City: dozens of bars busted on smoking

It's  too early to tell whether the new statewide smoking ban is hurting Chicago bars and restaurants, but city officials haven't wasted any time cracking down on offenders.

The city has received 79 complaints for violations of the state law for non-food establishments, public health chief Terry Mason said today. It sent out 72 letters to the offending businesses.

In the same time period, it has received 103 complaints for restaurants, and followed up with 94 letters.

First and second complaints generate a letter from the health department. A third complaint within a 12-month period prompts a visit from a health inspector.

The bitter cold temperatures and traditional post-Christmas slump in restaurant business makes the ban's impact hard to gauge. But for many establishments it seems like business as usual.

Erin Folan, a manager at O'Donovan's in Irving Park neighborhood, seemed happy with the ban.

"It smells a whole lot better in here now," said Folan. The servers have had to adjust routines a bit, Folan reports.

"Now we have to watch the customers when they go outside to smoke; servers have to hold onto their credit cards. We also have to put little signs on their tables so nobody clears their stuff away."

Derek Caroll, a manager at O'Brien's American Patio on North Wells in Old Town said that the adjustment has been relatively easy, even for bartenders and waitresses who smoke.

"We haven't had too much of a problem," said Caroll. We don't have many servers that smoke. Those who do usually do it before they start."

Come summertime O'Brien's patio will be completely nonsmoking, Caroll said, as most of the patio is within 15 feet of the kitchen door and exit.

Meanwhile, traditionally non-smoking restaurants are hoping for a boost in business.

Brandon Wright owns Hamburger Mary's in Andersonville, which has been smoke-free since it opened in June 2006.

"We're hoping that we will maybe see an increase from people who might have formerly avoided us because we're non-smoking," said Wright.

"But with this blistering cold, the weather has had much more of an impact.

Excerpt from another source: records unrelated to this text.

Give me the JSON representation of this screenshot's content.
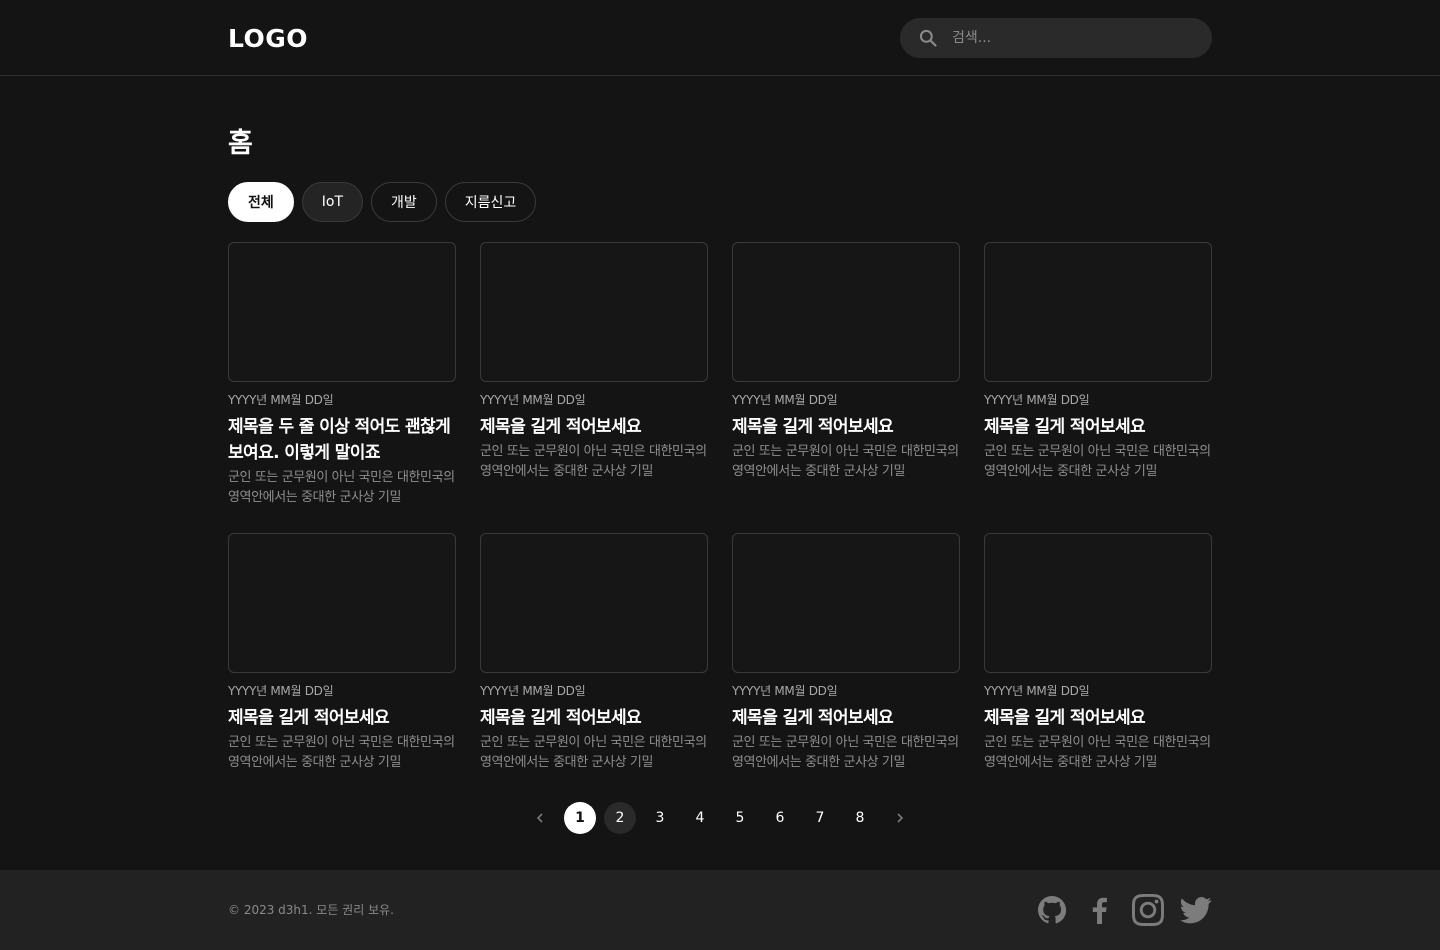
{
  "header": {
    "logo": "LOGO",
    "search_placeholder": "검색..."
  },
  "page": {
    "title": "홈"
  },
  "categories": [
    {
      "label": "전체",
      "active": true
    },
    {
      "label": "IoT",
      "active": false
    },
    {
      "label": "개발",
      "active": false
    },
    {
      "label": "지름신고",
      "active": false
    }
  ],
  "posts": [
    {
      "date": "YYYY년 MM월 DD일",
      "title": "제목을 두 줄 이상 적어도 괜찮게 보여요. 이렇게 말이죠",
      "excerpt": "군인 또는 군무원이 아닌 국민은 대한민국의 영역안에서는 중대한 군사상 기밀"
    },
    {
      "date": "YYYY년 MM월 DD일",
      "title": "제목을 길게 적어보세요",
      "excerpt": "군인 또는 군무원이 아닌 국민은 대한민국의 영역안에서는 중대한 군사상 기밀"
    },
    {
      "date": "YYYY년 MM월 DD일",
      "title": "제목을 길게 적어보세요",
      "excerpt": "군인 또는 군무원이 아닌 국민은 대한민국의 영역안에서는 중대한 군사상 기밀"
    },
    {
      "date": "YYYY년 MM월 DD일",
      "title": "제목을 길게 적어보세요",
      "excerpt": "군인 또는 군무원이 아닌 국민은 대한민국의 영역안에서는 중대한 군사상 기밀"
    },
    {
      "date": "YYYY년 MM월 DD일",
      "title": "제목을 길게 적어보세요",
      "excerpt": "군인 또는 군무원이 아닌 국민은 대한민국의 영역안에서는 중대한 군사상 기밀"
    },
    {
      "date": "YYYY년 MM월 DD일",
      "title": "제목을 길게 적어보세요",
      "excerpt": "군인 또는 군무원이 아닌 국민은 대한민국의 영역안에서는 중대한 군사상 기밀"
    },
    {
      "date": "YYYY년 MM월 DD일",
      "title": "제목을 길게 적어보세요",
      "excerpt": "군인 또는 군무원이 아닌 국민은 대한민국의 영역안에서는 중대한 군사상 기밀"
    },
    {
      "date": "YYYY년 MM월 DD일",
      "title": "제목을 길게 적어보세요",
      "excerpt": "군인 또는 군무원이 아닌 국민은 대한민국의 영역안에서는 중대한 군사상 기밀"
    }
  ],
  "pagination": {
    "prev_icon": "chevron-left-icon",
    "next_icon": "chevron-right-icon",
    "pages": [
      "1",
      "2",
      "3",
      "4",
      "5",
      "6",
      "7",
      "8"
    ],
    "current": "1"
  },
  "footer": {
    "copyright": "© 2023 d3h1. 모든 권리 보유.",
    "social_icons": [
      "github-icon",
      "facebook-icon",
      "instagram-icon",
      "twitter-icon"
    ]
  },
  "colors": {
    "background": "#141414",
    "footer_background": "#222222",
    "active_chip": "#ffffff",
    "muted_text": "#8e8e8e"
  }
}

It's just too soon to get a grasp on the effects."

Wright added that those few staff who do smoke are used to putting up with frosty and furtive smoke breaks, since the restaurant has always prohibited smoking.

Meanwhile, the city's health department today approved an updated version of the Chicago Indoor Air Ordinance, originally passed in 2005. The new city law incorporates language from the statewide Smoke Free Illinois Act which went into effect on Jan. 1.

The one distinction is that the city will retain its more stringent, blanket ban on smoking in nursing homes. The state ban makes an exception for private and semi-private rooms that are located on the same floor and are contiguous in nursing homes.

The ordinance make the city responsible for adjudicating violations in the Department of Administrative hearings. Now 100 percent of the fines collected will go to city coffers. Previously, the city and state split the money generated by the fines.

Ald. Tom Tunney [D-44], who owns Ann Sather restaurants in Chicago, said at a City Council health committee meeting today that businesses will need very clear directions about where smoking is allowed.

"For outdoor beer gardens and for the outdoor cafe season we should have really, really clear guidelines about the smoking ordinance," said Tunney, whose experiences with bars and restaurant in his neighborhood leads him to believe that "they're not really clear."

Tunney also said that he thinks problems with compliance are often coming "from the employee department."

Fines are set at $100 to $250 for individuals and $250 to $2,500 for businesses.

Discuss

BILL HANNEGAN, 02-02-2008

The American Cancer Society pressured the Illinois legislature to impose a smoking ban on bars and restaurants with an alarming, yet misleading, claim: "One eight-hour shift in a smoke-filled workplace is the equivalent of smoking 16 cigarettes."



The study the group cites in support of this claim, however, merely suggests that eight hours in a smoky workplace might provide 16 cigarettes' worth of one chemical: NDMA (N- nitroso-dimethylamine), a chemical far more present in secondhand smoke than actively inhaled smoke.



Does this mean that a bartender in a previously smoky Illinois bar was automatically a 16-cigarette-a-day passive smoker? No way. Research by the Oak Ridge National Laboratory found that the amount of smoke a bartender breathes is far less. The research showed that the total tobacco-specific particles actually inhaled by a bartender in a smoky bar equals about one-fifth of a cigarette per eight-hour shift, or one cigarette per 40-hour week.



The tricky 16-cigarette claim by the Cancer Society may have swayed a close smoking ban vote in the legislature. Is a law based on such a phony claim valid?



Bill Hannegan


BO B SPECK, 02-02-2008

I used to return to Chicago from Honolulu every year for a high school reunion (Mt. Carmel). I no longer do. It would be insane to spend over $2,000 to be uncomfortable.